**ACTIVITY:** Go over the data below and say how many lines hold the word "wxapi". Only the number is needed.

* * *

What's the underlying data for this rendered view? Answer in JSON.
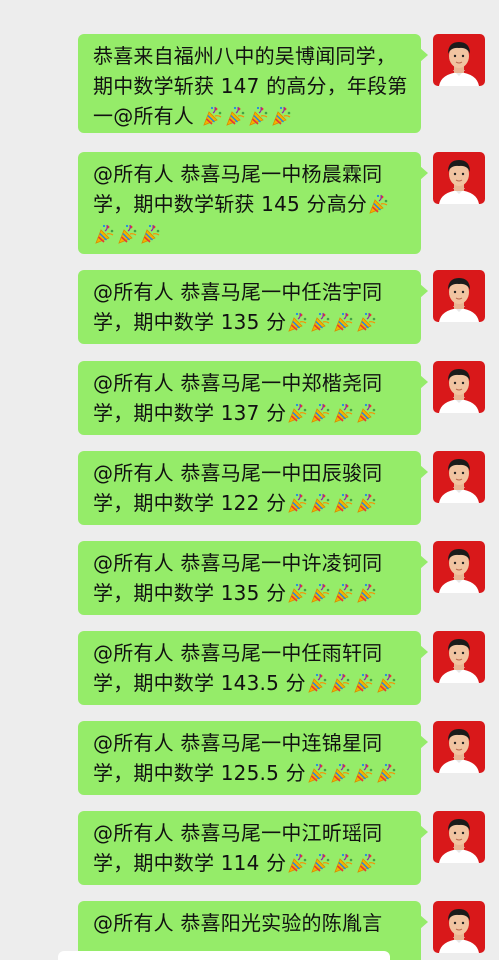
{
  "colors": {
    "background": "#ededed",
    "bubble": "#95ec69",
    "avatar_bg": "#d9181a"
  },
  "emoji_name": "party-popper-emoji",
  "messages": [
    {
      "lines": [
        "恭喜来自福州八中的吴博闻同学，期中数学斩获 147 的高分，年段第一@所有人 "
      ],
      "emoji_count": 4
    },
    {
      "lines": [
        "@所有人  恭喜马尾一中杨晨霖同学，期中数学斩获 145 分高分"
      ],
      "emoji_count": 4
    },
    {
      "lines": [
        "@所有人  恭喜马尾一中任浩宇同学，期中数学 135 分"
      ],
      "emoji_count": 4
    },
    {
      "lines": [
        "@所有人  恭喜马尾一中郑楷尧同学，期中数学 137 分"
      ],
      "emoji_count": 4
    },
    {
      "lines": [
        "@所有人  恭喜马尾一中田辰骏同学，期中数学 122 分"
      ],
      "emoji_count": 4
    },
    {
      "lines": [
        "@所有人  恭喜马尾一中许凌钶同学，期中数学 135 分"
      ],
      "emoji_count": 4
    },
    {
      "lines": [
        "@所有人  恭喜马尾一中任雨轩同学，期中数学 143.5 分"
      ],
      "emoji_count": 4
    },
    {
      "lines": [
        "@所有人  恭喜马尾一中连锦星同学，期中数学 125.5 分"
      ],
      "emoji_count": 4
    },
    {
      "lines": [
        "@所有人  恭喜马尾一中江昕瑶同学，期中数学 114 分"
      ],
      "emoji_count": 4
    },
    {
      "lines": [
        "@所有人  恭喜阳光实验的陈胤言"
      ],
      "emoji_count": 0
    }
  ]
}
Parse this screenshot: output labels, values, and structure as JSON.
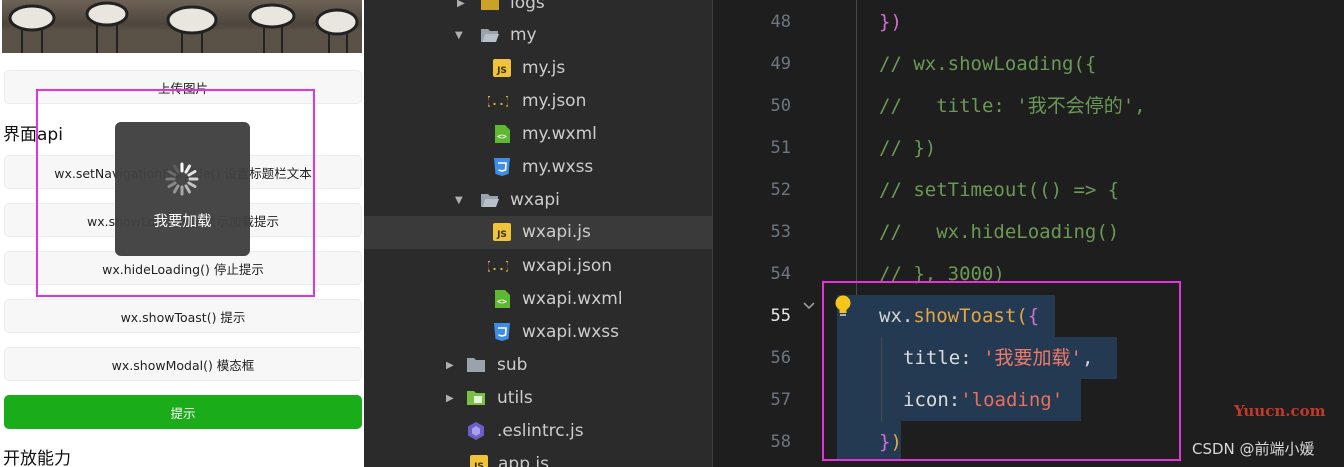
{
  "simulator": {
    "buttons": {
      "upload": "上传图片",
      "set_nav": "wx.setNavigationBarTitle() 设置标题栏文本",
      "show_loading": "wx.showLoading() 显示加载提示",
      "hide_loading": "wx.hideLoading() 停止提示",
      "show_toast": "wx.showToast() 提示",
      "show_modal": "wx.showModal() 模态框",
      "tip": "提示"
    },
    "sections": {
      "ui": "界面api",
      "open": "开放能力"
    },
    "toast": {
      "title": "我要加载",
      "icon": "loading-spinner-icon"
    }
  },
  "explorer": {
    "rows": [
      {
        "label": "logs",
        "kind": "folder",
        "expanded": false,
        "icon": "folder-icon"
      },
      {
        "label": "my",
        "kind": "folder",
        "expanded": true,
        "icon": "folder-open-icon"
      },
      {
        "label": "my.js",
        "kind": "file",
        "icon": "js-file-icon"
      },
      {
        "label": "my.json",
        "kind": "file",
        "icon": "json-file-icon"
      },
      {
        "label": "my.wxml",
        "kind": "file",
        "icon": "wxml-file-icon"
      },
      {
        "label": "my.wxss",
        "kind": "file",
        "icon": "css-file-icon"
      },
      {
        "label": "wxapi",
        "kind": "folder",
        "expanded": true,
        "icon": "folder-open-icon"
      },
      {
        "label": "wxapi.js",
        "kind": "file",
        "icon": "js-file-icon",
        "selected": true
      },
      {
        "label": "wxapi.json",
        "kind": "file",
        "icon": "json-file-icon"
      },
      {
        "label": "wxapi.wxml",
        "kind": "file",
        "icon": "wxml-file-icon"
      },
      {
        "label": "wxapi.wxss",
        "kind": "file",
        "icon": "css-file-icon"
      },
      {
        "label": "sub",
        "kind": "folder",
        "expanded": false,
        "icon": "folder-icon"
      },
      {
        "label": "utils",
        "kind": "folder",
        "expanded": false,
        "icon": "folder-plus-icon"
      },
      {
        "label": ".eslintrc.js",
        "kind": "file",
        "icon": "eslint-file-icon"
      },
      {
        "label": "app.js",
        "kind": "file",
        "icon": "js-file-icon"
      }
    ]
  },
  "editor": {
    "active_line": "55",
    "lines": [
      {
        "n": "48",
        "text": "})"
      },
      {
        "n": "49",
        "text": "// wx.showLoading({"
      },
      {
        "n": "50",
        "text": "//   title: '我不会停的',"
      },
      {
        "n": "51",
        "text": "// })"
      },
      {
        "n": "52",
        "text": "// setTimeout(() => {"
      },
      {
        "n": "53",
        "text": "//   wx.hideLoading()"
      },
      {
        "n": "54",
        "text": "// }, 3000)"
      },
      {
        "n": "55",
        "text": "wx.showToast({"
      },
      {
        "n": "56",
        "text": "title: '我要加载',"
      },
      {
        "n": "57",
        "text": "icon:'loading'"
      },
      {
        "n": "58",
        "text": "})"
      }
    ],
    "tokens": {
      "l48_close": "})",
      "l49": "// wx.showLoading({",
      "l50": "//   title: '我不会停的',",
      "l51": "// })",
      "l52": "// setTimeout(() => {",
      "l53": "//   wx.hideLoading()",
      "l54": "// }, 3000)",
      "l55_obj": "wx",
      "l55_dot": ".",
      "l55_fn": "showToast",
      "l55_paren": "(",
      "l55_brace": "{",
      "l56_key": "title",
      "l56_colon": ": ",
      "l56_str": "'我要加载'",
      "l56_comma": ",",
      "l57_key": "icon",
      "l57_colon": ":",
      "l57_str": "'loading'",
      "l58_brace": "}",
      "l58_paren": ")"
    }
  },
  "watermarks": {
    "site": "Yuucn.com",
    "csdn": "CSDN @前端小媛"
  },
  "colors": {
    "highlight_border": "#e234d8",
    "primary_button": "#1aad19",
    "comment": "#6a9955",
    "string": "#f07a6a",
    "function": "#e5a545"
  }
}
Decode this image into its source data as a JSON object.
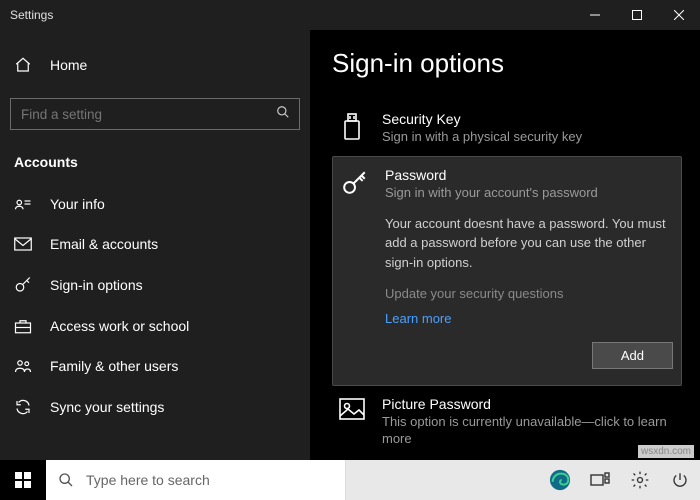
{
  "window": {
    "title": "Settings"
  },
  "sidebar": {
    "home": "Home",
    "search_placeholder": "Find a setting",
    "section": "Accounts",
    "items": [
      {
        "label": "Your info"
      },
      {
        "label": "Email & accounts"
      },
      {
        "label": "Sign-in options"
      },
      {
        "label": "Access work or school"
      },
      {
        "label": "Family & other users"
      },
      {
        "label": "Sync your settings"
      }
    ]
  },
  "content": {
    "heading": "Sign-in options",
    "security_key": {
      "title": "Security Key",
      "sub": "Sign in with a physical security key"
    },
    "password": {
      "title": "Password",
      "sub": "Sign in with your account's password",
      "detail": "Your account doesnt have a password. You must add a password before you can use the other sign-in options.",
      "questions": "Update your security questions",
      "learn": "Learn more",
      "add": "Add"
    },
    "picture": {
      "title": "Picture Password",
      "sub": "This option is currently unavailable—click to learn more"
    }
  },
  "taskbar": {
    "search_placeholder": "Type here to search"
  },
  "watermark": "wsxdn.com"
}
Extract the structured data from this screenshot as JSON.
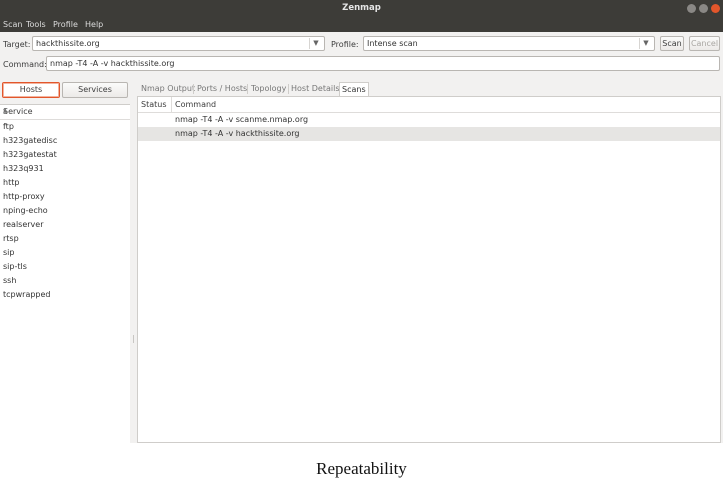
{
  "window": {
    "title": "Zenmap"
  },
  "menu": [
    "Scan",
    "Tools",
    "Profile",
    "Help"
  ],
  "target": {
    "label": "Target:",
    "value": "hackthissite.org"
  },
  "profile": {
    "label": "Profile:",
    "value": "Intense scan"
  },
  "buttons": {
    "scan": "Scan",
    "cancel": "Cancel"
  },
  "command": {
    "label": "Command:",
    "value": "nmap -T4 -A -v hackthissite.org"
  },
  "left": {
    "hosts_label": "Hosts",
    "services_label": "Services",
    "list_header": "Service",
    "services": [
      "ftp",
      "h323gatedisc",
      "h323gatestat",
      "h323q931",
      "http",
      "http-proxy",
      "nping-echo",
      "realserver",
      "rtsp",
      "sip",
      "sip-tls",
      "ssh",
      "tcpwrapped"
    ]
  },
  "tabs": [
    "Nmap Output",
    "Ports / Hosts",
    "Topology",
    "Host Details",
    "Scans"
  ],
  "active_tab": "Scans",
  "scans": {
    "columns": {
      "status": "Status",
      "command": "Command"
    },
    "rows": [
      {
        "status": "",
        "command": "nmap -T4 -A -v scanme.nmap.org",
        "selected": false
      },
      {
        "status": "",
        "command": "nmap -T4 -A -v hackthissite.org",
        "selected": true
      }
    ]
  },
  "caption": "Repeatability",
  "colors": {
    "titlebar": "#3d3c38",
    "accent": "#e2562b",
    "window_bg": "#f2f1f0"
  }
}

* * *

**ANSWER TO THIS TASK:** 5